• [Assigned task]: Copy the listing that follows, line for line, without a single difference.

* * *

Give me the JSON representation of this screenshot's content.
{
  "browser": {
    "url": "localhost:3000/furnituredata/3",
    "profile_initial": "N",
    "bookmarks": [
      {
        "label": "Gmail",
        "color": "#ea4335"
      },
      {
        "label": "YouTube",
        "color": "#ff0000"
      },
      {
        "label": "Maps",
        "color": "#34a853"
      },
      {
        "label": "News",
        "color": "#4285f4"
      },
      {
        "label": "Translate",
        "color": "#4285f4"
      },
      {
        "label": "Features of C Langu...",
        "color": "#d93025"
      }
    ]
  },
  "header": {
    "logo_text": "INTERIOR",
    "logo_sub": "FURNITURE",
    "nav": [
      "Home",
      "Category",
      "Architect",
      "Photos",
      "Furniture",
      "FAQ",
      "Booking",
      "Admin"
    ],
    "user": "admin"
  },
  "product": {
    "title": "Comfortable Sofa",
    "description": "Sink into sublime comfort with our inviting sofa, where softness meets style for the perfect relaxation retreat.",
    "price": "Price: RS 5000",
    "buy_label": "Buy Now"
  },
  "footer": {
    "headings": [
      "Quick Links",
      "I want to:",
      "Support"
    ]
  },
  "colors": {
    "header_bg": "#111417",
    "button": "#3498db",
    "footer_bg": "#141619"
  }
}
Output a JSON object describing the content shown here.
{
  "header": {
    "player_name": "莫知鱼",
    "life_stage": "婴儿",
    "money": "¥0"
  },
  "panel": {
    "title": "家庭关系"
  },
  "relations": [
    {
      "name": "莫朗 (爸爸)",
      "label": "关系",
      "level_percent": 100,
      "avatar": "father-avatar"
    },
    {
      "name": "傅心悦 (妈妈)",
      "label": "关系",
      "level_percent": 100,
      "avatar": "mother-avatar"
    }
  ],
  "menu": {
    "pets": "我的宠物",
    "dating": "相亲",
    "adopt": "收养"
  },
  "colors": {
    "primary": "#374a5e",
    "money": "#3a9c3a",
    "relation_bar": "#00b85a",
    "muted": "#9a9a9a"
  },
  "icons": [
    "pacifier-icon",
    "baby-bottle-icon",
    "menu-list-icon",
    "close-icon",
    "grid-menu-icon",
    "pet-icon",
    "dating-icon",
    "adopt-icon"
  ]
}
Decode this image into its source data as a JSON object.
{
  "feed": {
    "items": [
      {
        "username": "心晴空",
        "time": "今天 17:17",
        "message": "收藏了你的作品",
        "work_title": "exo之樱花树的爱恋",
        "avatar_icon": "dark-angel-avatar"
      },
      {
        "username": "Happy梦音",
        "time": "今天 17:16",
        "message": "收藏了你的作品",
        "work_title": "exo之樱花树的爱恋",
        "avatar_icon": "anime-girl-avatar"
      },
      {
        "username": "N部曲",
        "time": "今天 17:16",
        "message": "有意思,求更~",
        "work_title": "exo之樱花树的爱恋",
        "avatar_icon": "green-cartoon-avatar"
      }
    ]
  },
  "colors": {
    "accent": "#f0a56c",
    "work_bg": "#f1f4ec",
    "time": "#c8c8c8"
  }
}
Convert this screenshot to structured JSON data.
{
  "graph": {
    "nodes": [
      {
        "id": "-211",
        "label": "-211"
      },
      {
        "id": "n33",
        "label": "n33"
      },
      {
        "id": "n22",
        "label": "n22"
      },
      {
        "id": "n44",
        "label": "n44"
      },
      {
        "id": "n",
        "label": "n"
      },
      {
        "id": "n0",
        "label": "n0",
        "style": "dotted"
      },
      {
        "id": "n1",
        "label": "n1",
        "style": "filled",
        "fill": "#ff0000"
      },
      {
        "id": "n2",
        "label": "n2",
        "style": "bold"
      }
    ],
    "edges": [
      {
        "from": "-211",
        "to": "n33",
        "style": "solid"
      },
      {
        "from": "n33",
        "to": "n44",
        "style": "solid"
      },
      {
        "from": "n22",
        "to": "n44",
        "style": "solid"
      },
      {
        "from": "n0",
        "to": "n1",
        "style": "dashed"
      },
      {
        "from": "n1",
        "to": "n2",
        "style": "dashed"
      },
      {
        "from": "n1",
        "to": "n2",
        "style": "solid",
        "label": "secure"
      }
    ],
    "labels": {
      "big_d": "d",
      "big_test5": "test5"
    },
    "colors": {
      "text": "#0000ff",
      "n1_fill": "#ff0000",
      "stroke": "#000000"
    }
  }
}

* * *

• [Finished exercise]:
Give me the JSON representation of this screenshot's content.
{
  "browser": {
    "url": "localhost:3000/furnituredata/3",
    "profile_initial": "N",
    "bookmarks": [
      {
        "label": "Gmail",
        "color": "#ea4335"
      },
      {
        "label": "YouTube",
        "color": "#ff0000"
      },
      {
        "label": "Maps",
        "color": "#34a853"
      },
      {
        "label": "News",
        "color": "#4285f4"
      },
      {
        "label": "Translate",
        "color": "#4285f4"
      },
      {
        "label": "Features of C Langu...",
        "color": "#d93025"
      }
    ]
  },
  "header": {
    "logo_text": "INTERIOR",
    "logo_sub": "FURNITURE",
    "nav": [
      "Home",
      "Category",
      "Architect",
      "Photos",
      "Furniture",
      "FAQ",
      "Booking",
      "Admin"
    ],
    "user": "admin"
  },
  "product": {
    "title": "Comfortable Sofa",
    "description": "Sink into sublime comfort with our inviting sofa, where softness meets style for the perfect relaxation retreat.",
    "price": "Price: RS 5000",
    "buy_label": "Buy Now"
  },
  "footer": {
    "headings": [
      "Quick Links",
      "I want to:",
      "Support"
    ]
  },
  "colors": {
    "header_bg": "#111417",
    "button": "#3498db",
    "footer_bg": "#141619"
  }
}
Output a JSON object describing the content shown here.
{
  "header": {
    "player_name": "莫知鱼",
    "life_stage": "婴儿",
    "money": "¥0"
  },
  "panel": {
    "title": "家庭关系"
  },
  "relations": [
    {
      "name": "莫朗 (爸爸)",
      "label": "关系",
      "level_percent": 100,
      "avatar": "father-avatar"
    },
    {
      "name": "傅心悦 (妈妈)",
      "label": "关系",
      "level_percent": 100,
      "avatar": "mother-avatar"
    }
  ],
  "menu": {
    "pets": "我的宠物",
    "dating": "相亲",
    "adopt": "收养"
  },
  "colors": {
    "primary": "#374a5e",
    "money": "#3a9c3a",
    "relation_bar": "#00b85a",
    "muted": "#9a9a9a"
  },
  "icons": [
    "pacifier-icon",
    "baby-bottle-icon",
    "menu-list-icon",
    "close-icon",
    "grid-menu-icon",
    "pet-icon",
    "dating-icon",
    "adopt-icon"
  ]
}
Decode this image into its source data as a JSON object.
{
  "feed": {
    "items": [
      {
        "username": "心晴空",
        "time": "今天 17:17",
        "message": "收藏了你的作品",
        "work_title": "exo之樱花树的爱恋",
        "avatar_icon": "dark-angel-avatar"
      },
      {
        "username": "Happy梦音",
        "time": "今天 17:16",
        "message": "收藏了你的作品",
        "work_title": "exo之樱花树的爱恋",
        "avatar_icon": "anime-girl-avatar"
      },
      {
        "username": "N部曲",
        "time": "今天 17:16",
        "message": "有意思,求更~",
        "work_title": "exo之樱花树的爱恋",
        "avatar_icon": "green-cartoon-avatar"
      }
    ]
  },
  "colors": {
    "accent": "#f0a56c",
    "work_bg": "#f1f4ec",
    "time": "#c8c8c8"
  }
}
Convert this screenshot to structured JSON data.
{
  "graph": {
    "nodes": [
      {
        "id": "-211",
        "label": "-211"
      },
      {
        "id": "n33",
        "label": "n33"
      },
      {
        "id": "n22",
        "label": "n22"
      },
      {
        "id": "n44",
        "label": "n44"
      },
      {
        "id": "n",
        "label": "n"
      },
      {
        "id": "n0",
        "label": "n0",
        "style": "dotted"
      },
      {
        "id": "n1",
        "label": "n1",
        "style": "filled",
        "fill": "#ff0000"
      },
      {
        "id": "n2",
        "label": "n2",
        "style": "bold"
      }
    ],
    "edges": [
      {
        "from": "-211",
        "to": "n33",
        "style": "solid"
      },
      {
        "from": "n33",
        "to": "n44",
        "style": "solid"
      },
      {
        "from": "n22",
        "to": "n44",
        "style": "solid"
      },
      {
        "from": "n0",
        "to": "n1",
        "style": "dashed"
      },
      {
        "from": "n1",
        "to": "n2",
        "style": "dashed"
      },
      {
        "from": "n1",
        "to": "n2",
        "style": "solid",
        "label": "secure"
      }
    ],
    "labels": {
      "big_d": "d",
      "big_test5": "test5"
    },
    "colors": {
      "text": "#0000ff",
      "n1_fill": "#ff0000",
      "stroke": "#000000"
    }
  }
}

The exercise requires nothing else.